March 5, 2013

"Russia Needs to Develop Eastern Provinces as China Rises"

Op-Ed, RIA Novosti

By Simon Saradzhyan, Director, Russia Matters Project; Assistant Director, U.S.-Russia Initiative to Prevent Nuclear Terrorism, Belfer Center for Science and International Affairs

"For better or worse, China is still several decades of development away from claiming the mantle of the world’s most powerful nation, according to Asia’s wisest living statesman, Lee Kwan Yew, the founder of modern Singapore.

The Kremlin should use this 'grace period' to allocate resources and introduce incentives to spur economic and demographic growth east of the Urals so that this region doesn’t become what Russian political scientists describe as 'a raw materials appendage' to China," advises Simon Saradzhyan of Harvard's Belfer Center.

 

 

February 20, 2013

"A Chinese Silver Bullet for North Korea’s Nuclear Program?"

Op-Ed, RIA Novosti

By Simon Saradzhyan, Director, Russia Matters Project; Assistant Director, U.S.-Russia Initiative to Prevent Nuclear Terrorism, Belfer Center for Science and International Affairs

"North Korea’s nuclear test last week indicates that the regime's race to acquire long-range nuclear missiles may have entered its final stretch. If this is the case, then those countries that have been fighting, in vain, to rein in Pyongyang’s nuclear ambitions might soon find themselves with only one possible secret weapon of their own: China," Simon Saradzhyan of the Belfer Center.

 

 

February 5, 2013

"View From the Global Tank: Russia Can Shoulder Obama’s Challenges - After a BMD Deal"

Op-Ed, RIA Novosti

By Simon Saradzhyan, Director, Russia Matters Project; Assistant Director, U.S.-Russia Initiative to Prevent Nuclear Terrorism, Belfer Center for Science and International Affairs

Simon Saradzhyan explains how the growing gap between the U.S. and Russia negatively impacts many goals, both foreign and domestic, outlined in President Obama's second inaugural address, and argues that a deal between the two powers over America's ballistic missile defense (BMD) program in Europe could lead to greater Russian involvement and cooperation in American foreign policy objectives, leaving more time for Obama to address domestic concerns.

 

 

January 4, 2013

The U.S.-Russia Initiative to Prevent Nuclear Terrorism Newsletter: November-December 2012

Newsletter

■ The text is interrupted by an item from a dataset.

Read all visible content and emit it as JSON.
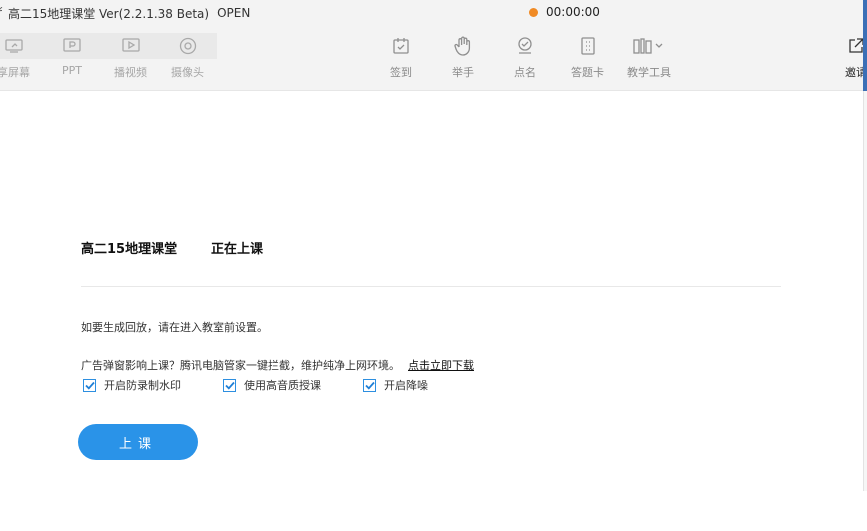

By Simon Saradzhyan, Director, Russia Matters Project; Assistant Director, U.S.-Russia Initiative to Prevent Nuclear Terrorism, Belfer Center for Science and International Affairs

The U.S.-Russia Initiative to Prevent Nuclear Terrorism Newsletter is a forum for discussing nuclear terrorism and actions to contribute to improved joint US-Russian assessment of the threat of nuclear terrorism. Available in both English and Russian.

 

2012

AP Photo

October 25, 2012

"7 Lessons of Cuban Crisis for Karabakh Conflict"

Op-Ed, The Huffington Post

By Simon Saradzhyan, Director, Russia Matters Project; Assistant Director, U.S.-Russia Initiative to Prevent Nuclear Terrorism, Belfer Center for Science and International Affairs and Artur Saradzhyan

The Cuban missile crisis of 1962 stands out as not only one of the most dangerous moments in human history, but also as the most thoroughly researched case of a confrontation between two great powers that ended up being peacefully resolved. The wealth of evidence and quality of analysis that have been produced by participants and scholars of the October 1962 crisis make the latter an indispensable case study for anyone interested in management of any inter-state conflict.

 

 

October 2012

Seven Lessons of the Cuban Missile Crisis for the Karabakh Conflict

Discussion Paper

By Simon Saradzhyan, Director, Russia Matters Project; Assistant Director, U.S.-Russia Initiative to Prevent Nuclear Terrorism, Belfer Center for Science and International Affairs and Artur Saradzhyan

This paper will explore which lessons of the 1962 Cuban missile crisis Armenian and Azeri leaders should consider institutionalizing if they wish to prevent reheating of their conflict over Nagorny Karabakh into a war.

 
Events Calendar

We host a busy schedule of events throughout the fall, winter and spring. Past guests include: UN Secretary-General Ban Ki-moon, former Vice President Al Gore, and former Soviet Union President Mikhail Gorbachev.